**REQUIREMENT**
In the data below, find every line with the string "tipo" and pull it out.
# # # #
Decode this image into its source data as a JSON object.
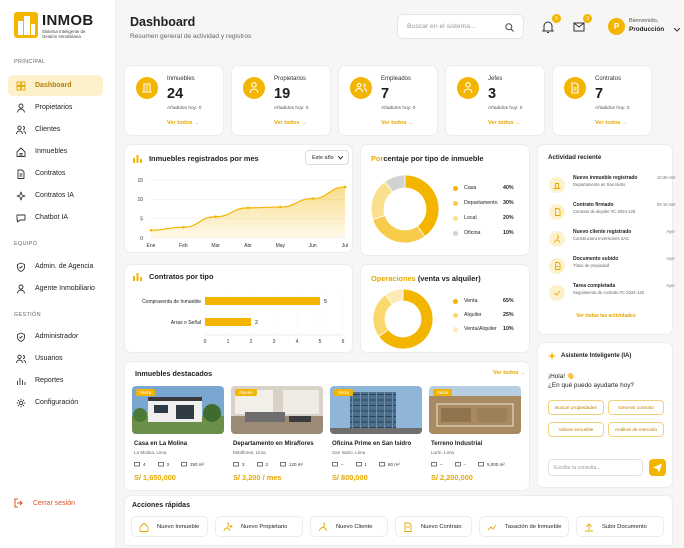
{
  "brand": {
    "name": "INMOB",
    "tagline_1": "Sistema Inteligente de",
    "tagline_2": "Gestión Inmobiliaria"
  },
  "sidebar": {
    "principal_label": "PRINCIPAL",
    "equipo_label": "EQUIPO",
    "gestion_label": "GESTIÓN",
    "principal": [
      {
        "label": "Dashboard",
        "icon": "grid-icon"
      },
      {
        "label": "Propietarios",
        "icon": "user-icon"
      },
      {
        "label": "Clientes",
        "icon": "users-icon"
      },
      {
        "label": "Inmuebles",
        "icon": "home-icon"
      },
      {
        "label": "Contratos",
        "icon": "document-icon"
      },
      {
        "label": "Contratos IA",
        "icon": "sparkle-icon"
      },
      {
        "label": "Chatbot IA",
        "icon": "chat-icon"
      }
    ],
    "equipo": [
      {
        "label": "Admin. de Agencia",
        "icon": "shield-icon"
      },
      {
        "label": "Agente Inmobiliario",
        "icon": "user-icon"
      }
    ],
    "gestion": [
      {
        "label": "Administrador",
        "icon": "shield-icon"
      },
      {
        "label": "Usuarios",
        "icon": "users-icon"
      },
      {
        "label": "Reportes",
        "icon": "bar-chart-icon"
      },
      {
        "label": "Configuración",
        "icon": "gear-icon"
      }
    ],
    "logout": "Cerrar sesión"
  },
  "header": {
    "title": "Dashboard",
    "subtitle": "Resumen general de actividad y registros",
    "search_placeholder": "Buscar en el sistema...",
    "notifications_count": "6",
    "messages_count": "3",
    "user_initial": "P",
    "greeting": "Bienvenido,",
    "user_role": "Producción"
  },
  "stats": [
    {
      "label": "Inmuebles",
      "value": "24",
      "sub": "Añadidos hoy: 0",
      "link": "Ver todos →"
    },
    {
      "label": "Propietarios",
      "value": "19",
      "sub": "Añadidos hoy: 0",
      "link": "Ver todos →"
    },
    {
      "label": "Empleados",
      "value": "7",
      "sub": "Añadidos hoy: 0",
      "link": "Ver todos →"
    },
    {
      "label": "Jefes",
      "value": "3",
      "sub": "Añadidos hoy: 0",
      "link": "Ver todos →"
    },
    {
      "label": "Contratos",
      "value": "7",
      "sub": "Añadidos hoy: 0",
      "link": "Ver todos →"
    }
  ],
  "charts": {
    "line_title": "Inmuebles registrados por mes",
    "line_filter": "Este año",
    "bar_title": "Contratos por tipo",
    "donut1_title_a": "Por",
    "donut1_title_b": "centaje por tipo de inmueble",
    "donut2_title_a": "Operaciones",
    "donut2_title_b": " (venta vs alquiler)"
  },
  "chart_data": [
    {
      "type": "area",
      "title": "Inmuebles registrados por mes",
      "x": [
        "Ene",
        "Feb",
        "Mar",
        "Abr",
        "May",
        "Jun",
        "Jul"
      ],
      "values": [
        2.0,
        2.8,
        5.5,
        7.8,
        8.0,
        10.2,
        13.2
      ],
      "ylim": [
        0,
        15
      ],
      "yticks": [
        0,
        5,
        10,
        15
      ]
    },
    {
      "type": "bar",
      "orientation": "horizontal",
      "title": "Contratos por tipo",
      "categories": [
        "Compraventa de Inmueble",
        "Arras o Señal"
      ],
      "values": [
        5,
        2
      ],
      "xlim": [
        0,
        6
      ],
      "xticks": [
        0,
        1,
        2,
        3,
        4,
        5,
        6
      ]
    },
    {
      "type": "pie",
      "title": "Porcentaje por tipo de inmueble",
      "labels": [
        "Casa",
        "Departamento",
        "Local",
        "Oficina"
      ],
      "values": [
        40,
        30,
        20,
        10
      ],
      "display": [
        "40%",
        "30%",
        "20%",
        "10%"
      ],
      "colors": [
        "#f3b500",
        "#f7cc4a",
        "#fae08e",
        "#d2d2d2"
      ]
    },
    {
      "type": "pie",
      "title": "Operaciones (venta vs alquiler)",
      "labels": [
        "Venta",
        "Alquiler",
        "Venta/Alquiler"
      ],
      "values": [
        65,
        25,
        10
      ],
      "display": [
        "65%",
        "25%",
        "10%"
      ],
      "colors": [
        "#f3b500",
        "#fad86d",
        "#fdeab4"
      ]
    }
  ],
  "activity": {
    "title": "Actividad reciente",
    "link": "Ver todas las actividades",
    "items": [
      {
        "title": "Nuevo inmueble registrado",
        "sub": "Departamento en San Isidro",
        "time": "10:30 AM"
      },
      {
        "title": "Contrato firmado",
        "sub": "Contrato de alquiler #C-2024-128",
        "time": "09:15 AM"
      },
      {
        "title": "Nuevo cliente registrado",
        "sub": "Constructora Inversiones SAC",
        "time": "Ayer"
      },
      {
        "title": "Documento subido",
        "sub": "Título de propiedad",
        "time": "Ayer"
      },
      {
        "title": "Tarea completada",
        "sub": "Seguimiento de contrato #C-2024-125",
        "time": "Ayer"
      }
    ]
  },
  "assistant": {
    "title": "Asistente Inteligente (IA)",
    "hello": "¡Hola! 👋",
    "question": "¿En qué puedo ayudarte hoy?",
    "chips": [
      "Buscar propiedades",
      "Generar contrato",
      "Valorar inmueble",
      "Análisis de mercado"
    ],
    "placeholder": "Escribe tu consulta..."
  },
  "featured": {
    "title": "Inmuebles destacados",
    "link": "Ver todos →",
    "items": [
      {
        "tag": "Venta",
        "name": "Casa en La Molina",
        "loc": "La Molina, Lima",
        "beds": "4",
        "baths": "3",
        "area": "250 m²",
        "price": "S/ 1,650,000"
      },
      {
        "tag": "Alquiler",
        "name": "Departamento en Miraflores",
        "loc": "Miraflores, Lima",
        "beds": "3",
        "baths": "2",
        "area": "120 m²",
        "price": "S/ 3,200 / mes"
      },
      {
        "tag": "Venta",
        "name": "Oficina Prime en San Isidro",
        "loc": "San Isidro, Lima",
        "beds": "–",
        "baths": "1",
        "area": "80 m²",
        "price": "S/ 800,000"
      },
      {
        "tag": "Venta",
        "name": "Terreno Industrial",
        "loc": "Lurín, Lima",
        "beds": "–",
        "baths": "–",
        "area": "5,000 m²",
        "price": "S/ 2,200,000"
      }
    ]
  },
  "quick": {
    "title": "Acciones rápidas",
    "items": [
      "Nuevo Inmueble",
      "Nuevo Propietario",
      "Nuevo Cliente",
      "Nuevo Contrato",
      "Tasación de Inmueble",
      "Subir Documento"
    ]
  }
}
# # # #
**ANSWER TO THIS EXERCISE**
    "bar_title": "Contratos por tipo",
    "donut1_title_b": "centaje por tipo de inmueble",
      "title": "Contratos por tipo",
      "title": "Porcentaje por tipo de inmueble",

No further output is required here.